Over the previous years of covering the GMO issue on this website, I’ve been advancing the idea that if the BRICSA bloc were smart, they would make GMOs a geopolitical issue, along the lines of everyone having a basic human right to (1) know what they’re eating and (2) to be able to choose to eat non-GMO foods. This, of course, is a hot-button way of stating the problem of the mercantilist policies successfully pursued by I.G. Farbensanto and other agribusiness giants in the west, who’ve been fighting tooth-and-nail against GMO labeling laws, and organic foods. Their science has been doctored, their claims on the healthiness of their products is in dispute.
I’ve also suggested that Russia, at least, does appear poised to make GMO geopolitics part of its domestic and foreign policy agenda. We saw first the Russian bans on GMOs, then the Russian government’s commitments to inter-generational scientific testing of the health and environmental impacts of GMOs. And along the way, I blogged about studies from the University of Iowa that also document falling yields and rising costs for GMO farmers. Now, there’s this article, shared by Ms. M.W.:
The article, by F. William Engdahl, author of the GMO study Seeds of Destruction, makes it clear that Russia’s argicultural plicy is carefully considered, not only for the good of the Russian people, but also that it is positioning itself to become a supplier of non-GMO foods, and seeds, to a western world drowning in glyphosphate:
One of the least commented sectors of the Russian economy—especially by superficial western economists who imagine Russia is merely an oil and gas export-dependent country much like Saudi Arabia or Qatar—is the significant transformation underway in Russian agriculture. Today, less than a year and a half into the decision to ban exports of major EU agriculture imports as a retaliation to the silly EU sanctions on Russia, Russia’s domestic farm production is undergoing a remarkable rebirth, or, in some cases, birth. In dollar terms, Russian exports of agriculture products exceed in value that of weapons, and equal a third of gas export profits. That’s interesting in itself.

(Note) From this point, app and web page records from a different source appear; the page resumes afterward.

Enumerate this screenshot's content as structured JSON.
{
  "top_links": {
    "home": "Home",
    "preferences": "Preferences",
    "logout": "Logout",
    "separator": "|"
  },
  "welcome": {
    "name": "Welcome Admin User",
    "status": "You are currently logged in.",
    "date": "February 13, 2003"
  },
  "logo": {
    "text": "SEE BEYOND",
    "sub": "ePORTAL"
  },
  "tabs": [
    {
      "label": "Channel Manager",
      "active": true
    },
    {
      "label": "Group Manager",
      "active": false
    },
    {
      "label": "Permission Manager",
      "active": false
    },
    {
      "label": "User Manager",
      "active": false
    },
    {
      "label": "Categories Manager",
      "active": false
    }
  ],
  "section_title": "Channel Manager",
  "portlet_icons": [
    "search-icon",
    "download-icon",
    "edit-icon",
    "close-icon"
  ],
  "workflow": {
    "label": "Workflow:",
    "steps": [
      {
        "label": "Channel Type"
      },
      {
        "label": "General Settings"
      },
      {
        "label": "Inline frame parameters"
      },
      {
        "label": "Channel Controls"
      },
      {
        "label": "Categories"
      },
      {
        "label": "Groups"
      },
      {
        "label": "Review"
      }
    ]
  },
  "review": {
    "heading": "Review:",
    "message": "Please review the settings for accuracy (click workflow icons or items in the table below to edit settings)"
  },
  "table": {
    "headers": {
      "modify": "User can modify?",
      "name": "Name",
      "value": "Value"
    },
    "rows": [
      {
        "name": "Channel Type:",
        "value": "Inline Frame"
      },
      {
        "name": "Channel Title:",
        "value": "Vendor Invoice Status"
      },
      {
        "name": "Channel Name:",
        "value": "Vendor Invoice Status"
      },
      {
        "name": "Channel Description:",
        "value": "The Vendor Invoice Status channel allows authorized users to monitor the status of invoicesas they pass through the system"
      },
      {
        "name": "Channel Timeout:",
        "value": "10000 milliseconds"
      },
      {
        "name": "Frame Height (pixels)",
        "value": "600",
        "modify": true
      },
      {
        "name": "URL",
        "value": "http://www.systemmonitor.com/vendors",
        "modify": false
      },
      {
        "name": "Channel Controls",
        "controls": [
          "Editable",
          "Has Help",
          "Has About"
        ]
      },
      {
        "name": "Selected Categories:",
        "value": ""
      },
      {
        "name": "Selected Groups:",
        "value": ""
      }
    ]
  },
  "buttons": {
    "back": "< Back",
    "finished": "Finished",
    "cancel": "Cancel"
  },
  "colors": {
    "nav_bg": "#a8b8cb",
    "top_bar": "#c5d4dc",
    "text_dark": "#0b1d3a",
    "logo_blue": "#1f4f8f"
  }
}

President Putin told the assembled members of the parliament in his December speech, a Russian state of the nation review:
Our agriculture sector is a positive example. Just a decade ago we imported almost half of our food products and critically depended on imports, whereas now Russia has joined the exporters’ club. Last year Russia’s agricultural exports totaled almost $20 billion. This is a quarter more than our proceeds from arms sales or about one third of our profits from gas exports. Our agriculture has made this leap in a short but productive period. Many thanks to our rural residents.
I believe we should set a national goal — fully provide the internal market with domestically produced foods by 2020. We are capable of feeding ourselves from our own land, and importantly, we have the water resources. Russia can become one of the world’s largest suppliers of healthy, ecologically clean quality foods that some Western companies have stopped producing long ago, all the more so since global demand for such products continues to grow.
(Boldface emphasis added)